ITD crews in the Montpelier, Preston and Malad areas will use a different method of winter maintenance on selected highways entering from Utah and Wyoming this winter.
Depending on the prevailing weather conditions and temperature, salt may be used exclusively or combined with small amounts of sanding material. Routes targeted for the new treatment include Interstate 15 from the Idaho/Utah line to Malad, U.S. 91 from the state line to Preston, U.S. 89 from the state line to Montpelier, and U.S. 30 from the Idaho/Wyoming state line to Montpelier.
ITD's use of salt on those segments will mirror the approach Utah uses to clear snow accumulations so motorists traveling from Utah will not experience a radical change when they reach the state line, explains Steve Gertonson, ITD District 5 maintenance engineer. Utah has experienced good success with salt-only applications for many years.
Recent tests in northern Idaho also proved effective in the treatment of highways that receive regular winter snowfalls.
Crews don't immediately begin snow removal from the highways in Utah. Instead, once the snow depths reach 3-5 inches, trucks apply salt to begin melting the accumulation; when snow turns to slush, plows push it from the highway. The remaining salt/water solution on the highway surface also helps prevent ice build-up and should eliminate conditions called "broken snow floor" where patches of packed snow remain after plowing.
Instead of placing a salt/sand mixture several times during a storm, the concept is to put an initial, heavier application of salt at the beginning of a storm, thus lowering the freezing point on the road surface and preventing accumulation, Gertonson explains.
The difference regular drivers on Idaho's experimental segments will notice is that snow removal will not begin immediately when a storm arrives. They should anticipate small accumulations before treatment and should drive accordingly, Gertonson says.
The experimental salt application and slush removal should result in personnel, equipment and fuel savings.
"We anticipate this test use of salt only will result in a number of important benefits," Gertonson says. "The most important result should be improved safety for motorists."
Increased use of salt also should make spring cleanups easier and less costly than the removal of more traditional sanding materials. It also should reduce the risk of windshield breakage from sand and gravel and improve the environment by adding fewer particulates into the air.
ITD crews will will continue to treat highways outside the trial segments as they have in the past.
Soil samples have been taken along each selected route to monitor chloride levels and help protect the environment, but Gertonson expects no adverse impact. The amount of straight salt applied to highways should be about the same as with repeated salt-sand applications.

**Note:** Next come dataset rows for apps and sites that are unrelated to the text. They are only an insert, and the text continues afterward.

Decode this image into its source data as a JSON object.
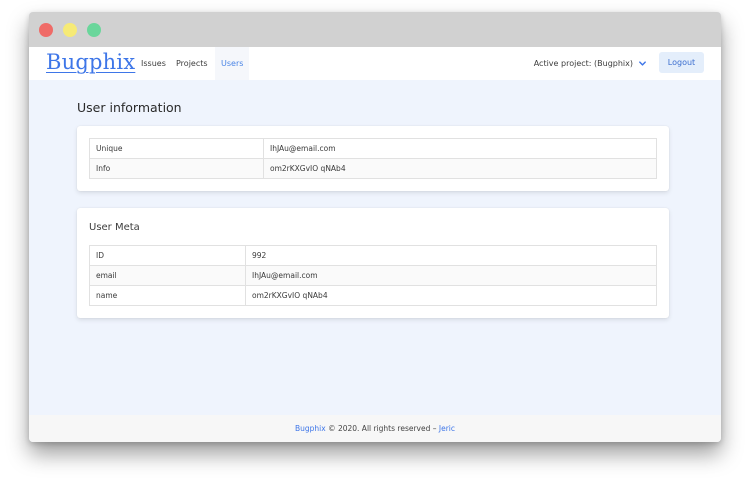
{
  "brand": "Bugphix",
  "nav": {
    "issues": "Issues",
    "projects": "Projects",
    "users": "Users",
    "active_project": "Active project: (Bugphix)",
    "logout": "Logout"
  },
  "page_title": "User information",
  "user_info": [
    {
      "key": "Unique",
      "value": "IhJAu@email.com"
    },
    {
      "key": "Info",
      "value": "om2rKXGvIO qNAb4"
    }
  ],
  "user_meta": {
    "title": "User Meta",
    "rows": [
      {
        "key": "ID",
        "value": "992"
      },
      {
        "key": "email",
        "value": "IhJAu@email.com"
      },
      {
        "key": "name",
        "value": "om2rKXGvIO qNAb4"
      }
    ]
  },
  "footer": {
    "brand": "Bugphix",
    "text": " © 2020. All rights reserved – ",
    "author": "Jeric"
  },
  "colors": {
    "accent": "#3e76e8",
    "page_bg": "#eff4fd",
    "window_close": "#ef6b67",
    "window_minimize": "#f6ea76",
    "window_zoom": "#6ad69b"
  },
  "icons": {
    "project_dropdown": "chevron-down-icon"
  }
}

Motorists who drive through an area that has been treated with salt only should wash their vehicles often to prevent salt accumulations and minimize corrosion.